Interface dataset entries
^^^^

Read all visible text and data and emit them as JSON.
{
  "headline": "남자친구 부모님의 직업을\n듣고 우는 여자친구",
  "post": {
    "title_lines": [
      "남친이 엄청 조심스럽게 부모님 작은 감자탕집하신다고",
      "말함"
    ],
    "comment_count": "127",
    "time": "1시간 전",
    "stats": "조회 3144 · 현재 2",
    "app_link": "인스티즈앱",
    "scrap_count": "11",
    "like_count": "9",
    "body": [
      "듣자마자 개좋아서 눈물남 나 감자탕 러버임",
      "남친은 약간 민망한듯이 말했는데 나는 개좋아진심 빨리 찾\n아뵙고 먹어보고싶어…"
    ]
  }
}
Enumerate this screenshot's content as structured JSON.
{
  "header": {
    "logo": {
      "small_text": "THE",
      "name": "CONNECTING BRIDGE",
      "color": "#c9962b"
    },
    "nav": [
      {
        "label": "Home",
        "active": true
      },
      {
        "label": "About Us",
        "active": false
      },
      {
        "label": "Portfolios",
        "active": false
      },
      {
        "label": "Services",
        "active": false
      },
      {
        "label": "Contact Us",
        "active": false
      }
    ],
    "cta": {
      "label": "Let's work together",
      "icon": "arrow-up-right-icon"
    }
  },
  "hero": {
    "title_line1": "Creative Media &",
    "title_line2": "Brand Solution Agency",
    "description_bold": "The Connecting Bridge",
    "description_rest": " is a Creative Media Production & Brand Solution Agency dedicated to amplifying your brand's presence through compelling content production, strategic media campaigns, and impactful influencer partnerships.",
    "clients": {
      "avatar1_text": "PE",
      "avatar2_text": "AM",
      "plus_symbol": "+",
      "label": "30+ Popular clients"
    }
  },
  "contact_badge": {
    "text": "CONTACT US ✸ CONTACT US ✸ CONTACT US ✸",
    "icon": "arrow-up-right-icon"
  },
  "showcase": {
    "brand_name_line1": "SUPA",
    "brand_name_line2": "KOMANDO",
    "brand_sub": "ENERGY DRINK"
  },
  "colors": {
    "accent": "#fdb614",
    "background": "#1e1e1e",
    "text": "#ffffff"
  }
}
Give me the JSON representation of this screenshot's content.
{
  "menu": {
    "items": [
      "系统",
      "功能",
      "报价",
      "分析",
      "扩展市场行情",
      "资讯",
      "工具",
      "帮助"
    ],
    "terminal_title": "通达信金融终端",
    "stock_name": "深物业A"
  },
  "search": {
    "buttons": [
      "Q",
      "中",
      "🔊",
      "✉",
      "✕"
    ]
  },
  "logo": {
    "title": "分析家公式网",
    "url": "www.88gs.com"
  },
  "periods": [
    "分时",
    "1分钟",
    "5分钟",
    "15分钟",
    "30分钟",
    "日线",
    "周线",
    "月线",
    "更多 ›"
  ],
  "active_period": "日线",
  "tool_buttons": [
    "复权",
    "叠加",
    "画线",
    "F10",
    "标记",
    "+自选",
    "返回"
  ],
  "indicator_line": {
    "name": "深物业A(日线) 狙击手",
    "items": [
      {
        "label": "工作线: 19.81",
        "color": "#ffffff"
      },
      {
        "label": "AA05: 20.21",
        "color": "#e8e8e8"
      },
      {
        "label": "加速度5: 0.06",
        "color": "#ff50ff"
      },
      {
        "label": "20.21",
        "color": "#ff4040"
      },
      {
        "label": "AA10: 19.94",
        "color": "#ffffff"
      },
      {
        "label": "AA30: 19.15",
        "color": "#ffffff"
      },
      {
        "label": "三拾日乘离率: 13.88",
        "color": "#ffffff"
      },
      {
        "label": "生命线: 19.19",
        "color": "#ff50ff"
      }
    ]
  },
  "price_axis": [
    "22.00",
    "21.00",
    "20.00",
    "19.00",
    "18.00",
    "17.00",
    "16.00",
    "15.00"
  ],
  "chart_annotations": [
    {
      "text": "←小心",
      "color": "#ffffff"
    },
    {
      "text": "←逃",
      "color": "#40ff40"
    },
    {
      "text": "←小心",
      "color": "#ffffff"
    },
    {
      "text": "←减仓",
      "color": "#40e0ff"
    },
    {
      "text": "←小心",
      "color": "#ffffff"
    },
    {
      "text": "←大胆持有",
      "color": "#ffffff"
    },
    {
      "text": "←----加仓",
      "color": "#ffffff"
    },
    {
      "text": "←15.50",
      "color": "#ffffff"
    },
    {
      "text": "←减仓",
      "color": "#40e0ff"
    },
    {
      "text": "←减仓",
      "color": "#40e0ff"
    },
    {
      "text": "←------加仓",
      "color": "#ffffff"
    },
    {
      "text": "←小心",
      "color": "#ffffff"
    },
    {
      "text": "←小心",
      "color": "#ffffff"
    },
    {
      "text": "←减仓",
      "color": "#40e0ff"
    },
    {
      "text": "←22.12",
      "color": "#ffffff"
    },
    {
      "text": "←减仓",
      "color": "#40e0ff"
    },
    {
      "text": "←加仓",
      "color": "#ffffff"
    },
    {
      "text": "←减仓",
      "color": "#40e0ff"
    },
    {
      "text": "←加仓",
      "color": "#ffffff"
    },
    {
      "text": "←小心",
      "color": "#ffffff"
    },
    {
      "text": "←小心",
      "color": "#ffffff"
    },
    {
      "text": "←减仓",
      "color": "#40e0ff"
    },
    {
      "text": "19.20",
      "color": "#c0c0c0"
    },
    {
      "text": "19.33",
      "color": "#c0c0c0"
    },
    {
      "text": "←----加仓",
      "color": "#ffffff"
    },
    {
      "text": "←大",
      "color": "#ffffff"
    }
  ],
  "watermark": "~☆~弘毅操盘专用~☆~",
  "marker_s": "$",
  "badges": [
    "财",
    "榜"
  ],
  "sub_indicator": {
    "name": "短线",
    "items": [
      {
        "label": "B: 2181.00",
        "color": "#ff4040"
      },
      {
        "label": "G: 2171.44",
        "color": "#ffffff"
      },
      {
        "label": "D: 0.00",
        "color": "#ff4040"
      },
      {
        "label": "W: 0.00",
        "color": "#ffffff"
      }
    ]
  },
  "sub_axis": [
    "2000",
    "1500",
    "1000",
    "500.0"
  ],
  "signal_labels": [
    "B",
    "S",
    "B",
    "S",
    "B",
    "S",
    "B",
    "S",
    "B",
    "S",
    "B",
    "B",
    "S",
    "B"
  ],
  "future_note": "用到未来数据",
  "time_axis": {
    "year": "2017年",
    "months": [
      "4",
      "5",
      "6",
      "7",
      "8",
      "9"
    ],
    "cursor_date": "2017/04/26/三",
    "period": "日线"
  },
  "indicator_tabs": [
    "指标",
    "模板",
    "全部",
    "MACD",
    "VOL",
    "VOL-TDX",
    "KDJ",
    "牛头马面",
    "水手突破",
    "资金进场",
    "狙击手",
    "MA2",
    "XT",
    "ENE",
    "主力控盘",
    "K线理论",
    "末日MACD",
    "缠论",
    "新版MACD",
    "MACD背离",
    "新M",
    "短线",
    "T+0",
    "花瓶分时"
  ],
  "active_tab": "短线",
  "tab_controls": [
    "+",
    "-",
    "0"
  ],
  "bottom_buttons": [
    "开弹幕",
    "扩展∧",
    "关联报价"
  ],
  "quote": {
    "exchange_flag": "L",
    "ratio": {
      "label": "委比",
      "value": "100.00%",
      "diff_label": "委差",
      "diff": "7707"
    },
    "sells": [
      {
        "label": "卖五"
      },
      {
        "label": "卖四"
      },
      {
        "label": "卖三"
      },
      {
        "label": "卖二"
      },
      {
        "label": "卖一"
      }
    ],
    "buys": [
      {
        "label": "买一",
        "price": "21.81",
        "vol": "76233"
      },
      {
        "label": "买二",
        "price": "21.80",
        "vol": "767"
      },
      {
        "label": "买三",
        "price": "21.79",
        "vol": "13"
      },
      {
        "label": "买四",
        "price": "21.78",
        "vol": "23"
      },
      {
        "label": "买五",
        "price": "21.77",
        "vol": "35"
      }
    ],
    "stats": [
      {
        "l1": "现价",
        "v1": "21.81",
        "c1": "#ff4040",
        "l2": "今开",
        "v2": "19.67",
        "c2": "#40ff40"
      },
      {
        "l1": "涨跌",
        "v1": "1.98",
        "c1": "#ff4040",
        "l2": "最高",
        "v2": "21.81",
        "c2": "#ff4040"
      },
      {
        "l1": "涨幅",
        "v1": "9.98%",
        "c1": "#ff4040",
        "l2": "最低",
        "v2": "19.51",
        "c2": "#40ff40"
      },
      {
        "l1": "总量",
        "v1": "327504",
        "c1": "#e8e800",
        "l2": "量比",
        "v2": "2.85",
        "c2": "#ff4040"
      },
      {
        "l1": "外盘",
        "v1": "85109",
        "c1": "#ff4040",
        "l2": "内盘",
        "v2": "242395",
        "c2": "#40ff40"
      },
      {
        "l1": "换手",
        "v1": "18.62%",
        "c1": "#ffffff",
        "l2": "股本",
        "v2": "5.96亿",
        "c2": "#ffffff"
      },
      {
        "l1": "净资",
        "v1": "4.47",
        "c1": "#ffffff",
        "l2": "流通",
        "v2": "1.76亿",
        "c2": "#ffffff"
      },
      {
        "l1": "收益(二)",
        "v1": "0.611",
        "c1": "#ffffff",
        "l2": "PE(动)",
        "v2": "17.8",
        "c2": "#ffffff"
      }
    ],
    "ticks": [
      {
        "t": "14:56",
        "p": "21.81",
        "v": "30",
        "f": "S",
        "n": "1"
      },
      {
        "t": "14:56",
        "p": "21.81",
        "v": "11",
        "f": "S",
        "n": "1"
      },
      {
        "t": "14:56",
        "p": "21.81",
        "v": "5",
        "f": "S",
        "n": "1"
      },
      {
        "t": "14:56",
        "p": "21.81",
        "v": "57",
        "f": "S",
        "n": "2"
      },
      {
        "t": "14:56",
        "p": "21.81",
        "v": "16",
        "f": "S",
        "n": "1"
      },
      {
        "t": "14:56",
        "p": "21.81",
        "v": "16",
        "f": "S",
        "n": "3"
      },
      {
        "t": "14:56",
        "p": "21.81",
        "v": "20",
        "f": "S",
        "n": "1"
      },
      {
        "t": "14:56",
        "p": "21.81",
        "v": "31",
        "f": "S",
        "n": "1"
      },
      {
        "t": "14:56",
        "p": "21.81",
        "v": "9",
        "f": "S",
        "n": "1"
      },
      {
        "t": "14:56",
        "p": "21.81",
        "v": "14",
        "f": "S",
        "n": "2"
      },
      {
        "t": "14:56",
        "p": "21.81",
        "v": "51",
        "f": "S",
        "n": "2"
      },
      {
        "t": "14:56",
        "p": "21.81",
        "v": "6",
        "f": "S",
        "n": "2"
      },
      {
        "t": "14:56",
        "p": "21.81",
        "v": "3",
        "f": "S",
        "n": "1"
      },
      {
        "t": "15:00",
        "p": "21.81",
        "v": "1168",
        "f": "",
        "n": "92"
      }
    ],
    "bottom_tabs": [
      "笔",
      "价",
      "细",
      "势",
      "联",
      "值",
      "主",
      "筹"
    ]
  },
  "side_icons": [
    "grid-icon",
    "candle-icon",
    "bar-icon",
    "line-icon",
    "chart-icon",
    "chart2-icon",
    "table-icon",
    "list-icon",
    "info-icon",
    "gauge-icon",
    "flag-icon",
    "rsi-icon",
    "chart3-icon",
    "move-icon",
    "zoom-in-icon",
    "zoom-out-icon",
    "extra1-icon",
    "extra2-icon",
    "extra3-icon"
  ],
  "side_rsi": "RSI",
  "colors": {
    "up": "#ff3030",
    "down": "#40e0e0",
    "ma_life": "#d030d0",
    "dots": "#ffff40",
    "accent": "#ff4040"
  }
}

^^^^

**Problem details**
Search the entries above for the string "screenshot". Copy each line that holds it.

**Reply**
Enumerate this screenshot's content as structured JSON.
Give me the JSON representation of this screenshot's content.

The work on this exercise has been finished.